[786.12] See Green, The Military Commission, 42 Am. J. Int'l L. 832.

[787.13] Article XXXV of Convention IV signed at The Hague, October 18, 1907, 36 Stat. 2277, 2305, provides: "Capitulations agreed upon between the contracting parties must take into account the rules of military honour.

"Once settled, they must be scrupulously observed by both parties." And see VII Moore, International Law Digest (1906) 330: "If there is one rule of the law of war more clear and peremptory than another, it is that compacts between enemies, such as truces and capitulations, shall be faithfully adhered to; and their non-observance is denounced as being manifestly at variance with the true interest and duty, not only of the immediate parties, but of all mankind. Mr. Webster, Sec. of State, to Mr. Thompson, Apr. 5, 1842, 6 Webster's Works, 438."

[789.14] We are not holding that these prisoners have no right which the military authorities are bound to respect. The United States, by the Geneva Convention of July 27, 1929, 47 Stat. 2021, concluded with forty-six other countries, including the German Reich, an agreement upon the treatment to be accorded captives. These prisoners claim to be and are entitled to its protection.
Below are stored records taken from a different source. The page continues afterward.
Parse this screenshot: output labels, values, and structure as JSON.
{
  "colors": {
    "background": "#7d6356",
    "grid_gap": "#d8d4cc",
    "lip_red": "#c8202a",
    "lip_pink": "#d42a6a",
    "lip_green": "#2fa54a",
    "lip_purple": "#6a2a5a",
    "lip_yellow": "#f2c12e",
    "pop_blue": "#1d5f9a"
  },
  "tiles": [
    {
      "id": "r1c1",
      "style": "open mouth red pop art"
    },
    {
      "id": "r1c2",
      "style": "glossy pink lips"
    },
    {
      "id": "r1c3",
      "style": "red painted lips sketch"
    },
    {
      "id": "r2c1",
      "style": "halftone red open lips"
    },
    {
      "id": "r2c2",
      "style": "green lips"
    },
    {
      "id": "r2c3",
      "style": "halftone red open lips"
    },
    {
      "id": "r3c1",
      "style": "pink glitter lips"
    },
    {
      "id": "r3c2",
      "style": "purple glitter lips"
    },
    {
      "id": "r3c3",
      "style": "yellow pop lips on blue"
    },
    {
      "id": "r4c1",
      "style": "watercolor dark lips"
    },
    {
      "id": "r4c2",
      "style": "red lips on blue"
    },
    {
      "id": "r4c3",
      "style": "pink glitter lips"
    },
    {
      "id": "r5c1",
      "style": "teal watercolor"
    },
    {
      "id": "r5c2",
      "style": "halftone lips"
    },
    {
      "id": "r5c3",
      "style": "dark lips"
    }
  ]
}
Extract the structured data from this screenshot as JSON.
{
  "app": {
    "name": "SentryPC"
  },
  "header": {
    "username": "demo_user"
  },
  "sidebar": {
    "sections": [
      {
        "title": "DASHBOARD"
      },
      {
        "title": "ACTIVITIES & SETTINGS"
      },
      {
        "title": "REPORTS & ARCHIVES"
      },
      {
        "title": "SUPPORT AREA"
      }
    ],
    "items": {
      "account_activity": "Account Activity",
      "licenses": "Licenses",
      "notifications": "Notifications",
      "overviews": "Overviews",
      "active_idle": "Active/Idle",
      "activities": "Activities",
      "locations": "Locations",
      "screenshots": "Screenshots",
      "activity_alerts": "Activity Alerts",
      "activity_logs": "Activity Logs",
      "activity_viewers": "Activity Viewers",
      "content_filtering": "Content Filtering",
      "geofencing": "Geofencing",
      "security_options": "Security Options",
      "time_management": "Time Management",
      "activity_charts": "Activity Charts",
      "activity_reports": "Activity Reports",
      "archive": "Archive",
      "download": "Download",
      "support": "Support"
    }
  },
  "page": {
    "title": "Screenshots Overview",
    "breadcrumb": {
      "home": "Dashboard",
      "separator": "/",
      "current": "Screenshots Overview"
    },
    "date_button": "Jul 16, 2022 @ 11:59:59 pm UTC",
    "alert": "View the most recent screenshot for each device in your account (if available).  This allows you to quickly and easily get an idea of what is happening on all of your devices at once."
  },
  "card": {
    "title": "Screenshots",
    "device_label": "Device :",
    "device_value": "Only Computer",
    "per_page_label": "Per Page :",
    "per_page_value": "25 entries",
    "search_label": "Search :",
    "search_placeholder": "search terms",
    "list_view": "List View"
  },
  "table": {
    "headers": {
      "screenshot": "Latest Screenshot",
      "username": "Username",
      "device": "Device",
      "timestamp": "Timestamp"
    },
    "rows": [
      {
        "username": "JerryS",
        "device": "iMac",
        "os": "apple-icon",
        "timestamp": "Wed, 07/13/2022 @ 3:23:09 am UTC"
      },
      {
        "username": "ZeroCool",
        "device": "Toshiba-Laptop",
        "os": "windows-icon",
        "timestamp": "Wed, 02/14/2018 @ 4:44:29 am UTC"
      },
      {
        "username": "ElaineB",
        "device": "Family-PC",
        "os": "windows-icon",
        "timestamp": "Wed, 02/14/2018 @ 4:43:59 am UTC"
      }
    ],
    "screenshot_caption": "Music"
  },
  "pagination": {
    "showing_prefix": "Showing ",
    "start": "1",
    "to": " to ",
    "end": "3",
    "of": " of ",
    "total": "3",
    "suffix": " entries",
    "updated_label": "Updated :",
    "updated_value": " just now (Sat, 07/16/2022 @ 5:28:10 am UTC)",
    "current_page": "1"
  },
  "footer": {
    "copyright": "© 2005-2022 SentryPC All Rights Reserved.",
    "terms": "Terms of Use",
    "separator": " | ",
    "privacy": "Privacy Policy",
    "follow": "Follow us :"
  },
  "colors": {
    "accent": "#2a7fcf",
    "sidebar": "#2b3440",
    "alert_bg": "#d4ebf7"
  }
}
It is, however, the obvious scheme of the Agreement that responsibility for observance and enforcement of these rights is upon political and military authorities. Rights of alien enemies are vindicated under it only through protests and intervention of protecting powers as the rights of our citizens against foreign governments are vindicated only by Presidential intervention.